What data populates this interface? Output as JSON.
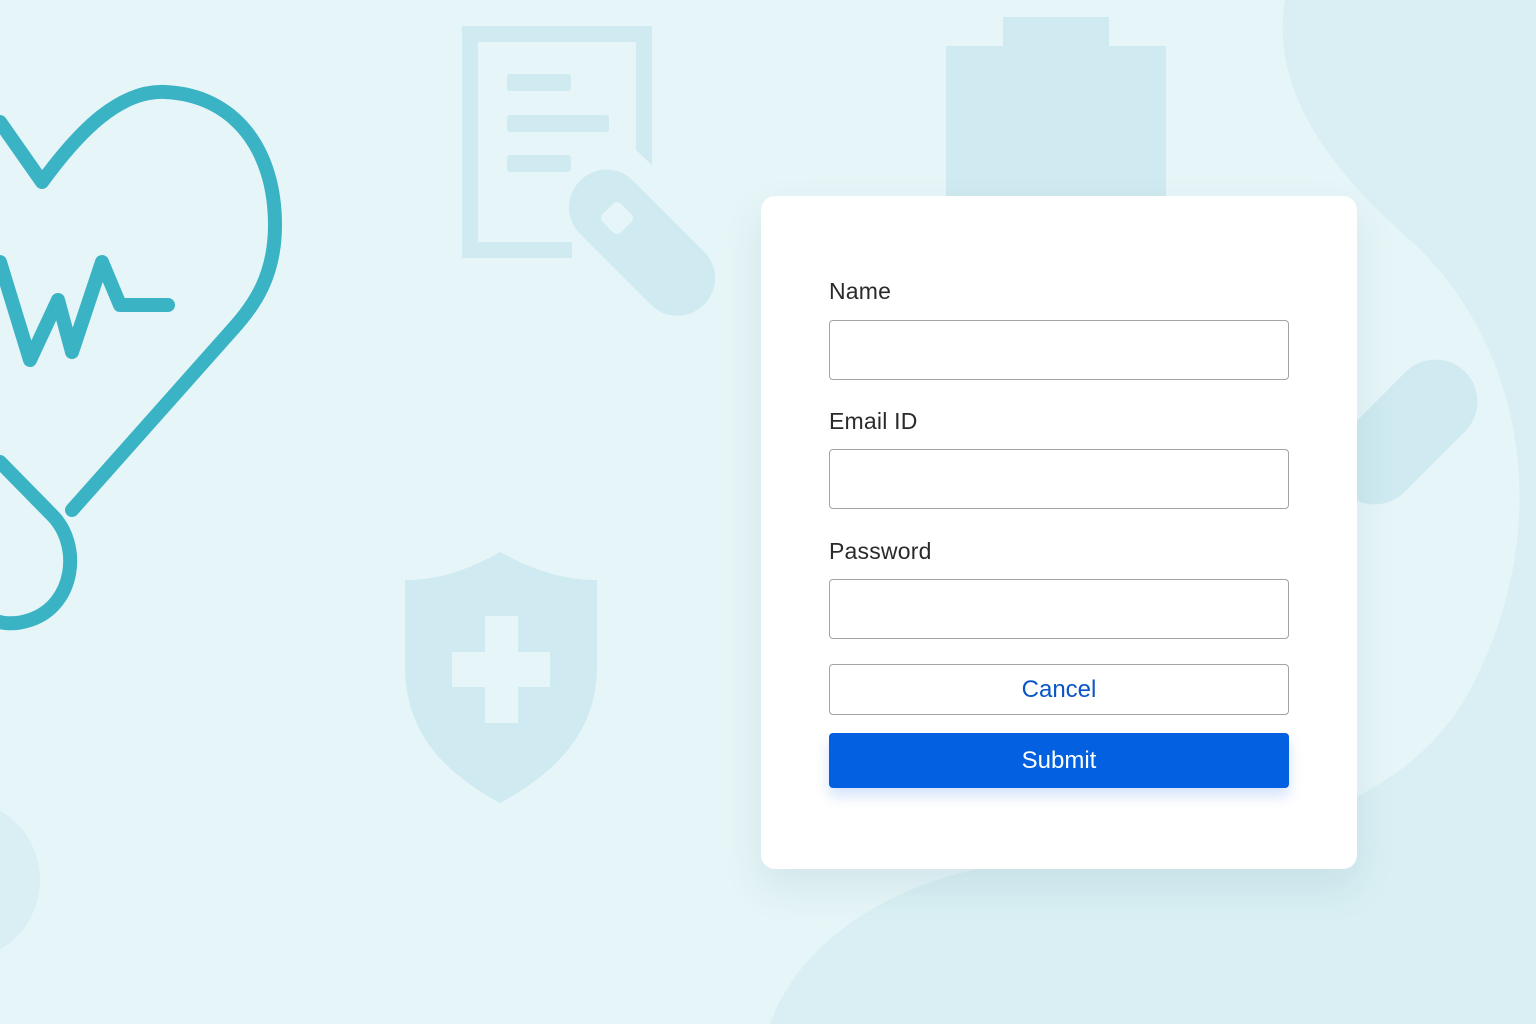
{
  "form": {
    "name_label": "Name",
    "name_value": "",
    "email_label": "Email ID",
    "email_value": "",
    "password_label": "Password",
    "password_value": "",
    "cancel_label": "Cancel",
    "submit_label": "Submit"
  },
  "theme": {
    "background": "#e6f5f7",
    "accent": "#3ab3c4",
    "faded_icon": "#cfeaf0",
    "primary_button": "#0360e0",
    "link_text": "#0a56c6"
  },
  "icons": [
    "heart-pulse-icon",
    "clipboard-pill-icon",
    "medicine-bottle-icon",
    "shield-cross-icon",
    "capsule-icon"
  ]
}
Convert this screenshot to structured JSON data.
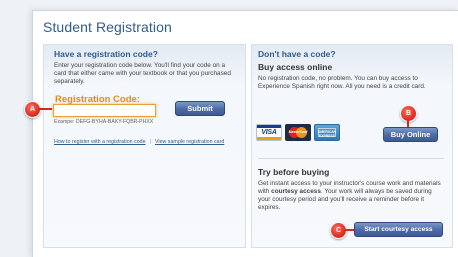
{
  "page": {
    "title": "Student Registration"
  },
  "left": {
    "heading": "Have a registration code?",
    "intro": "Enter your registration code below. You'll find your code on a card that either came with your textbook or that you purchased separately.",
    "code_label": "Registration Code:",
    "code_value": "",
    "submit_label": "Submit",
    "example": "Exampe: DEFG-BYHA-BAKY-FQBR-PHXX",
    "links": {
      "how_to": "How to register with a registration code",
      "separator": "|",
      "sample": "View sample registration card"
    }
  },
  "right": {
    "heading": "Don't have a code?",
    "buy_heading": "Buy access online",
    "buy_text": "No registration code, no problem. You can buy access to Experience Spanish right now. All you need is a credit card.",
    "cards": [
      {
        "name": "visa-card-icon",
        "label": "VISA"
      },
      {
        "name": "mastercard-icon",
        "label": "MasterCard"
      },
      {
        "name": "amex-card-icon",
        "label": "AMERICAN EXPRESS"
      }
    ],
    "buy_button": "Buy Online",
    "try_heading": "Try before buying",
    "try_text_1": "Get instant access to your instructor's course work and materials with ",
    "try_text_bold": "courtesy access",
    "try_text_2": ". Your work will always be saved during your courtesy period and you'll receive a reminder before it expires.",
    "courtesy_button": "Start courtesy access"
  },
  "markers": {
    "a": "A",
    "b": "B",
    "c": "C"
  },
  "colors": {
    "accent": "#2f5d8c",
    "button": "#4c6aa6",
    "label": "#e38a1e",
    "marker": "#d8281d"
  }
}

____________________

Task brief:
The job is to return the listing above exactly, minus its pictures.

Result of the task:
What data populates this interface? Output as JSON.
{
  "form": {
    "name_label": "Name",
    "name_value": "",
    "email_label": "Email ID",
    "email_value": "",
    "password_label": "Password",
    "password_value": "",
    "cancel_label": "Cancel",
    "submit_label": "Submit"
  },
  "theme": {
    "background": "#e6f5f7",
    "accent": "#3ab3c4",
    "faded_icon": "#cfeaf0",
    "primary_button": "#0360e0",
    "link_text": "#0a56c6"
  },
  "icons": [
    "heart-pulse-icon",
    "clipboard-pill-icon",
    "medicine-bottle-icon",
    "shield-cross-icon",
    "capsule-icon"
  ]
}
Convert this screenshot to structured JSON data.
{
  "page": {
    "title": "Student Registration"
  },
  "left": {
    "heading": "Have a registration code?",
    "intro": "Enter your registration code below. You'll find your code on a card that either came with your textbook or that you purchased separately.",
    "code_label": "Registration Code:",
    "code_value": "",
    "submit_label": "Submit",
    "example": "Exampe: DEFG-BYHA-BAKY-FQBR-PHXX",
    "links": {
      "how_to": "How to register with a registration code",
      "separator": "|",
      "sample": "View sample registration card"
    }
  },
  "right": {
    "heading": "Don't have a code?",
    "buy_heading": "Buy access online",
    "buy_text": "No registration code, no problem. You can buy access to Experience Spanish right now. All you need is a credit card.",
    "cards": [
      {
        "name": "visa-card-icon",
        "label": "VISA"
      },
      {
        "name": "mastercard-icon",
        "label": "MasterCard"
      },
      {
        "name": "amex-card-icon",
        "label": "AMERICAN EXPRESS"
      }
    ],
    "buy_button": "Buy Online",
    "try_heading": "Try before buying",
    "try_text_1": "Get instant access to your instructor's course work and materials with ",
    "try_text_bold": "courtesy access",
    "try_text_2": ". Your work will always be saved during your courtesy period and you'll receive a reminder before it expires.",
    "courtesy_button": "Start courtesy access"
  },
  "markers": {
    "a": "A",
    "b": "B",
    "c": "C"
  },
  "colors": {
    "accent": "#2f5d8c",
    "button": "#4c6aa6",
    "label": "#e38a1e",
    "marker": "#d8281d"
  }
}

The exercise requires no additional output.